Comments: Eddie Redmayne grabbed the award last year for his physical transformation into the disabled physics genius Stephen Hawking in The Theory Of Everything. I think his turn in this film as the first person to undergo a sex change operation, accomplished though it undoubtedly is, is not upon a par. DiCaprio’s grimacing and spitting in The Revenant may yet win (he won the BAFTA recently and I would like him to get his long coveted Oscar), but I suspect Fassbender might still be in with a chance.
Comments: It might be Blanchett to win here for the unaccountably well-received Carol (I won’t discuss it any further but one of my reviewers, like so many others, went gag-ga over this). But there has been a bit of a buzz about Larson in Room, for her wrought turn.

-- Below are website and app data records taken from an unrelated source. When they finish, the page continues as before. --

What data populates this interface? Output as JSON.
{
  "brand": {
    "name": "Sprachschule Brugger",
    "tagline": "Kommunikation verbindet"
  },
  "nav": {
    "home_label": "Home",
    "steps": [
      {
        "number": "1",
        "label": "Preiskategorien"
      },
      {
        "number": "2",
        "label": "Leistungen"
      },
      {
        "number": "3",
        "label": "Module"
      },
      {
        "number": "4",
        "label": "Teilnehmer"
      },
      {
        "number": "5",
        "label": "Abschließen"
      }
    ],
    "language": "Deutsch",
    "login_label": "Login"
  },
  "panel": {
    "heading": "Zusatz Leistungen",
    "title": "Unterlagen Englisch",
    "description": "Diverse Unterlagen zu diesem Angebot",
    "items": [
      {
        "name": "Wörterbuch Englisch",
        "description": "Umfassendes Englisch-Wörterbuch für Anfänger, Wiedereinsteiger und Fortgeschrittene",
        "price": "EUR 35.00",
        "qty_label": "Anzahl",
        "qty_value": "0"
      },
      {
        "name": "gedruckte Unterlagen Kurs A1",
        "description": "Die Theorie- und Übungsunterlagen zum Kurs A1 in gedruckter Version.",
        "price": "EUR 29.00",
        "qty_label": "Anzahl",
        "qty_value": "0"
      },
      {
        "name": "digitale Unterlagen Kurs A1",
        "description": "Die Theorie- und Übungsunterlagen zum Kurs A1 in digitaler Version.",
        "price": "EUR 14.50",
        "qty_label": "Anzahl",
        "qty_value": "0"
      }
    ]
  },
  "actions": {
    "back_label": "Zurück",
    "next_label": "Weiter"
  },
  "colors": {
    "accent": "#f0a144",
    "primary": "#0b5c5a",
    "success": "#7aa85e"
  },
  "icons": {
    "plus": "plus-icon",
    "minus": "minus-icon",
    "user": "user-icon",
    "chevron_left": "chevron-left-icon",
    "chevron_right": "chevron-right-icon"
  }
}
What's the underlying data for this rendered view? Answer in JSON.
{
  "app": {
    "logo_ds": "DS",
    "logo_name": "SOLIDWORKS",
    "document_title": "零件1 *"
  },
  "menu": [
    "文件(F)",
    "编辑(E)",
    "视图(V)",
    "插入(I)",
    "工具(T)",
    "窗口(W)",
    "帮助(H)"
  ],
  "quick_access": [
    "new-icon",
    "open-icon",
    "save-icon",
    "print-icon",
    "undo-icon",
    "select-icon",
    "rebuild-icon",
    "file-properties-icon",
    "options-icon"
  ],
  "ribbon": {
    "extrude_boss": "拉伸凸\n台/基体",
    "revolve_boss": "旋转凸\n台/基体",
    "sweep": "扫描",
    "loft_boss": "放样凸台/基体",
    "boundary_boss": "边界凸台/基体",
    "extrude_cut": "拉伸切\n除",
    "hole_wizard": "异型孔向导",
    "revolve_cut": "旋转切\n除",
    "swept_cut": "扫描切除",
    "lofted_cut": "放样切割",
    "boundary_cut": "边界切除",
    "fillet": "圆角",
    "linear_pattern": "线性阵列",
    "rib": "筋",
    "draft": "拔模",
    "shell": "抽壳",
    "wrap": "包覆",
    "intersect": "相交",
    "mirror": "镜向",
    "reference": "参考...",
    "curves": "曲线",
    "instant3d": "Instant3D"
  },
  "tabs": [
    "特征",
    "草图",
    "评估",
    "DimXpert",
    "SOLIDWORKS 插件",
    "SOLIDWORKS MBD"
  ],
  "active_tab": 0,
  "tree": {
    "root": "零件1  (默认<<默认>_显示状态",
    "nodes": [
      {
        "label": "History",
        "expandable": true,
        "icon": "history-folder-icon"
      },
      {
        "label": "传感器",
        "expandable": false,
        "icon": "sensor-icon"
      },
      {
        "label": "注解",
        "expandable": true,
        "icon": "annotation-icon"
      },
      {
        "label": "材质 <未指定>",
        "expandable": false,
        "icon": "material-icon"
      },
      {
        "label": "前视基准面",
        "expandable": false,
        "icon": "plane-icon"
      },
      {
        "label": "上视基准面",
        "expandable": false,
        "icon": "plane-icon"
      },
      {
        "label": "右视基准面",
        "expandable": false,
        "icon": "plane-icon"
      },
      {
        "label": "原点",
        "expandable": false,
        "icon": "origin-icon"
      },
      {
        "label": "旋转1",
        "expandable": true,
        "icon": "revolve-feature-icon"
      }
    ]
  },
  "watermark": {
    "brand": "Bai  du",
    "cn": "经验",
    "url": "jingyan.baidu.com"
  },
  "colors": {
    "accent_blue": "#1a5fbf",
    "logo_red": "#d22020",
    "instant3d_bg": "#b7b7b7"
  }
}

Rampling’s calm, quiet, meticulously layered performance in 45 Years would be worthy of an award in any year, but her previous comments about race and the movie industry won’t curry much favour in a Hollywood poised for big race discussions in the weeks, months and years that will follow this ceremony.
Comments: this category is a difficult one to call for me. Bale has already won a Best Support Oscar (for ‘The Fighter’) so this might sway people to vote against him. I haven’t seen the film (or Bridge Of Spies) so cannot judge about him and Rylance, but I thought Hardy was exceptionally mendacious and grimy in his role. Stallone may however get the nod for a thoroughly competent turn in Creed.
Comments: A tough call between Mara and Winslet to win for this; Kate has got some good headlines for her role, I suspect Mara and Cate Blanchett as a ‘love match’ double win for Carol might make Oscar seem ‘down with the lesbians’ in a year where it has been bashed with equality and diversity. I still think Vikander was delightfully impressive in The Danish Girl, more impressive than Redmayne. It’s amazing MacAdams was even nominated – nothing personal at all as she was competent enough, but did she have enough to do to be Oscar worthy?
Comments: Bridge Of Spies received some attention, but I suspect the neat, methodical organisation, the increasing tension created by research in Spotlight might nab this award. Spotlight was rather un-flashy in terms of filmic technique (there is very little cinema in it in fact) but the writing was rock solid and morally unimpeachable throughout. I liked the script for Inside Out very much though. In fact, it swept me away with how clever and well researched it was. It’s not often developmental psychological theory can be married with animated fantasy…to do this well is a great achievement.
Comments: Screenplay wins can be difficult to judge. I suspect that with its arch, covert dialogue, Carol could scoop this one. But The Big Short, certainly judging by the trailers, has a louder, brasher, masculine tone that could see it through.